- **Task**: For this exercise, please find the lines in the entries that include the word "icon" and copy them.

- **Available data**:
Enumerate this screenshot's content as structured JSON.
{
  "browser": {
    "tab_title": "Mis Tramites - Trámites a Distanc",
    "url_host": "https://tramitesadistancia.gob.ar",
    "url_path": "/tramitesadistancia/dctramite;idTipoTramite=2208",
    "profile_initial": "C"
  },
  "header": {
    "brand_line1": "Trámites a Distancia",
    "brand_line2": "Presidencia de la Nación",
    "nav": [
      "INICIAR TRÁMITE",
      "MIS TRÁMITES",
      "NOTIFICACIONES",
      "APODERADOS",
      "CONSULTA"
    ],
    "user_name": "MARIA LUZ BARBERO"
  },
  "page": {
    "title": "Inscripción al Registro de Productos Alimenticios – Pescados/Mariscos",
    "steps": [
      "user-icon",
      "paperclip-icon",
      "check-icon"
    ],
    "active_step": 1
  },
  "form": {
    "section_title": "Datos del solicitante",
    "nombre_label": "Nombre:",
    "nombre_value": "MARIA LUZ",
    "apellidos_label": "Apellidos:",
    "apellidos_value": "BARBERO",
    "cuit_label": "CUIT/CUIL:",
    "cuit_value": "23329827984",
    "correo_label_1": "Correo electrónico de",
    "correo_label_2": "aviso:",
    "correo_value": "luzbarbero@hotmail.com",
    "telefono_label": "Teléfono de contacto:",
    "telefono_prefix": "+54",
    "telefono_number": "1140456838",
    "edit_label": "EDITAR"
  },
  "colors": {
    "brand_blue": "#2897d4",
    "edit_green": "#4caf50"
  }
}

- **Output**:
      "user-icon",
      "paperclip-icon",
      "check-icon"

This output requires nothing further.